[[ RECORDS TO USE open ]]
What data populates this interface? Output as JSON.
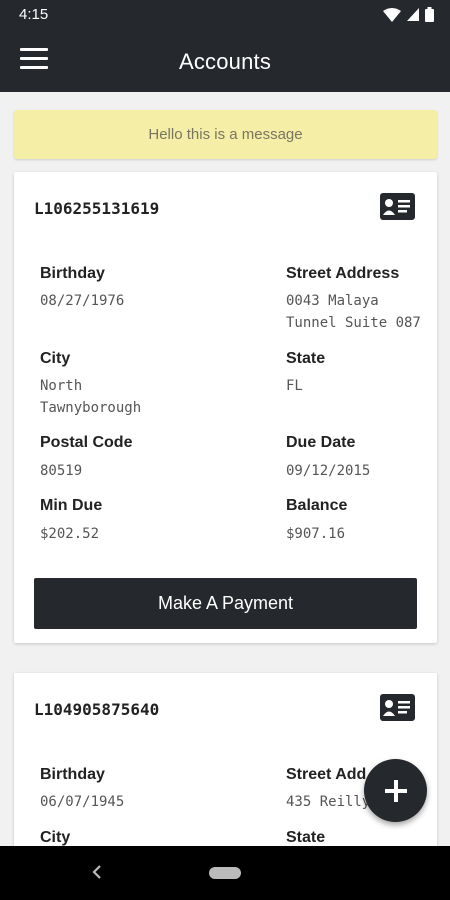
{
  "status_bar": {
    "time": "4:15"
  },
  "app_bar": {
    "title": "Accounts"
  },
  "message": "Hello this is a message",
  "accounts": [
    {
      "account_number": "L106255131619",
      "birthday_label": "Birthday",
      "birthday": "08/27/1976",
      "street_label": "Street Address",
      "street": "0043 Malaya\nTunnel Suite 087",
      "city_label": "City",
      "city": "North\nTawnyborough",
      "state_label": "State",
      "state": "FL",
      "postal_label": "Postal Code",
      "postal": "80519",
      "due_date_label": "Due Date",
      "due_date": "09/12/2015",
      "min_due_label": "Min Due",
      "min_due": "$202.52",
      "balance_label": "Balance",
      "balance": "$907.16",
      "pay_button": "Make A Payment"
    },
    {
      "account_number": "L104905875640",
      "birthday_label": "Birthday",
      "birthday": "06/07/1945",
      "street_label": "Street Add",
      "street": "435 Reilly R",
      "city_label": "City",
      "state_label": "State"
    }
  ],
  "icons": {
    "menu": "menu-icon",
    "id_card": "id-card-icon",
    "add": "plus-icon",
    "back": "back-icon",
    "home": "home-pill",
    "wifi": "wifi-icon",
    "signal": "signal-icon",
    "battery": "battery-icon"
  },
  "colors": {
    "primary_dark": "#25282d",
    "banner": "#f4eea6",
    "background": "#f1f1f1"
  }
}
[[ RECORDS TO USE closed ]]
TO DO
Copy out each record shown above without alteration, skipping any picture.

TASK ANSWER
What data populates this interface? Output as JSON.
{
  "status_bar": {
    "time": "4:15"
  },
  "app_bar": {
    "title": "Accounts"
  },
  "message": "Hello this is a message",
  "accounts": [
    {
      "account_number": "L106255131619",
      "birthday_label": "Birthday",
      "birthday": "08/27/1976",
      "street_label": "Street Address",
      "street": "0043 Malaya\nTunnel Suite 087",
      "city_label": "City",
      "city": "North\nTawnyborough",
      "state_label": "State",
      "state": "FL",
      "postal_label": "Postal Code",
      "postal": "80519",
      "due_date_label": "Due Date",
      "due_date": "09/12/2015",
      "min_due_label": "Min Due",
      "min_due": "$202.52",
      "balance_label": "Balance",
      "balance": "$907.16",
      "pay_button": "Make A Payment"
    },
    {
      "account_number": "L104905875640",
      "birthday_label": "Birthday",
      "birthday": "06/07/1945",
      "street_label": "Street Add",
      "street": "435 Reilly R",
      "city_label": "City",
      "state_label": "State"
    }
  ],
  "icons": {
    "menu": "menu-icon",
    "id_card": "id-card-icon",
    "add": "plus-icon",
    "back": "back-icon",
    "home": "home-pill",
    "wifi": "wifi-icon",
    "signal": "signal-icon",
    "battery": "battery-icon"
  },
  "colors": {
    "primary_dark": "#25282d",
    "banner": "#f4eea6",
    "background": "#f1f1f1"
  }
}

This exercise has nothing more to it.